* GOAL OF THE EXERCISE *
Copy out the data below. Leave nothing out and alter nothing.

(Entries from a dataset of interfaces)
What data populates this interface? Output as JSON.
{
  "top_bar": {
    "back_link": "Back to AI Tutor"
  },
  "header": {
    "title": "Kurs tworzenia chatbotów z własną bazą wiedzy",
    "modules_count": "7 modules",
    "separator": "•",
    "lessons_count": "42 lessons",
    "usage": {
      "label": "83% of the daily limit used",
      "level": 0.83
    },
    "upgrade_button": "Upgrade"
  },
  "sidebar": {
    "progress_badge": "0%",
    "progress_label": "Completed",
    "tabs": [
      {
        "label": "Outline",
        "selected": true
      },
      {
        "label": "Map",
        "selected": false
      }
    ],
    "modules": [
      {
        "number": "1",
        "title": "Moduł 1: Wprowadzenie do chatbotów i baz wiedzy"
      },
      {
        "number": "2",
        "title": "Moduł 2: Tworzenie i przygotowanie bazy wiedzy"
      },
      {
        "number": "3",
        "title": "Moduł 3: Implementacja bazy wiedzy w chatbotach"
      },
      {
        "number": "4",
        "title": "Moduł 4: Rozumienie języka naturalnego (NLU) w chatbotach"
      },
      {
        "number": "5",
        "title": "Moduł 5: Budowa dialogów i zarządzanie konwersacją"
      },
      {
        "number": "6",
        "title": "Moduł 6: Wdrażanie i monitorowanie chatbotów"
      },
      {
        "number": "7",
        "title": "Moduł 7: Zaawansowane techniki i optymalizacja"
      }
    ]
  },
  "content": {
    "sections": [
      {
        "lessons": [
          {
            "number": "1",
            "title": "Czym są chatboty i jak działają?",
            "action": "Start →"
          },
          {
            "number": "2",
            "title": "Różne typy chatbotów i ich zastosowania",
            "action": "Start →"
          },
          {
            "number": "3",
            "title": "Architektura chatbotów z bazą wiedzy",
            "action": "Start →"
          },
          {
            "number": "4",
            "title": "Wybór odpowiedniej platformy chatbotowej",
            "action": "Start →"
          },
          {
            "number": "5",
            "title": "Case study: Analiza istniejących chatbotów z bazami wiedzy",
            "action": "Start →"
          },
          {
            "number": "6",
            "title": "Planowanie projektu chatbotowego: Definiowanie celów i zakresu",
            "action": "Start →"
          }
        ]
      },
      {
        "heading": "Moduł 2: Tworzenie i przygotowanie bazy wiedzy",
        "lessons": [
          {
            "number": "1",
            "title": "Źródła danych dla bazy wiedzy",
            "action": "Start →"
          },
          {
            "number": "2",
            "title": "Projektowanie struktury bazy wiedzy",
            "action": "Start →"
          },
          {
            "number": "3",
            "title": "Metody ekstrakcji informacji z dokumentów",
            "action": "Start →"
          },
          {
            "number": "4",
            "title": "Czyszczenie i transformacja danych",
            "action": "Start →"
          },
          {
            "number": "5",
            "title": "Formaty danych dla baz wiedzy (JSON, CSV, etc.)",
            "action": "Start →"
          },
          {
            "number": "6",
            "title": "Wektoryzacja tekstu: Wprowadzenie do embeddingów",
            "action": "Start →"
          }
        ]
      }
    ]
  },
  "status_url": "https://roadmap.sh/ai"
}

* OUTPUT OF THE EXERCISE *
What data populates this interface? Output as JSON.
{
  "top_bar": {
    "back_link": "Back to AI Tutor"
  },
  "header": {
    "title": "Kurs tworzenia chatbotów z własną bazą wiedzy",
    "modules_count": "7 modules",
    "separator": "•",
    "lessons_count": "42 lessons",
    "usage": {
      "label": "83% of the daily limit used",
      "level": 0.83
    },
    "upgrade_button": "Upgrade"
  },
  "sidebar": {
    "progress_badge": "0%",
    "progress_label": "Completed",
    "tabs": [
      {
        "label": "Outline",
        "selected": true
      },
      {
        "label": "Map",
        "selected": false
      }
    ],
    "modules": [
      {
        "number": "1",
        "title": "Moduł 1: Wprowadzenie do chatbotów i baz wiedzy"
      },
      {
        "number": "2",
        "title": "Moduł 2: Tworzenie i przygotowanie bazy wiedzy"
      },
      {
        "number": "3",
        "title": "Moduł 3: Implementacja bazy wiedzy w chatbotach"
      },
      {
        "number": "4",
        "title": "Moduł 4: Rozumienie języka naturalnego (NLU) w chatbotach"
      },
      {
        "number": "5",
        "title": "Moduł 5: Budowa dialogów i zarządzanie konwersacją"
      },
      {
        "number": "6",
        "title": "Moduł 6: Wdrażanie i monitorowanie chatbotów"
      },
      {
        "number": "7",
        "title": "Moduł 7: Zaawansowane techniki i optymalizacja"
      }
    ]
  },
  "content": {
    "sections": [
      {
        "lessons": [
          {
            "number": "1",
            "title": "Czym są chatboty i jak działają?",
            "action": "Start →"
          },
          {
            "number": "2",
            "title": "Różne typy chatbotów i ich zastosowania",
            "action": "Start →"
          },
          {
            "number": "3",
            "title": "Architektura chatbotów z bazą wiedzy",
            "action": "Start →"
          },
          {
            "number": "4",
            "title": "Wybór odpowiedniej platformy chatbotowej",
            "action": "Start →"
          },
          {
            "number": "5",
            "title": "Case study: Analiza istniejących chatbotów z bazami wiedzy",
            "action": "Start →"
          },
          {
            "number": "6",
            "title": "Planowanie projektu chatbotowego: Definiowanie celów i zakresu",
            "action": "Start →"
          }
        ]
      },
      {
        "heading": "Moduł 2: Tworzenie i przygotowanie bazy wiedzy",
        "lessons": [
          {
            "number": "1",
            "title": "Źródła danych dla bazy wiedzy",
            "action": "Start →"
          },
          {
            "number": "2",
            "title": "Projektowanie struktury bazy wiedzy",
            "action": "Start →"
          },
          {
            "number": "3",
            "title": "Metody ekstrakcji informacji z dokumentów",
            "action": "Start →"
          },
          {
            "number": "4",
            "title": "Czyszczenie i transformacja danych",
            "action": "Start →"
          },
          {
            "number": "5",
            "title": "Formaty danych dla baz wiedzy (JSON, CSV, etc.)",
            "action": "Start →"
          },
          {
            "number": "6",
            "title": "Wektoryzacja tekstu: Wprowadzenie do embeddingów",
            "action": "Start →"
          }
        ]
      }
    ]
  },
  "status_url": "https://roadmap.sh/ai"
}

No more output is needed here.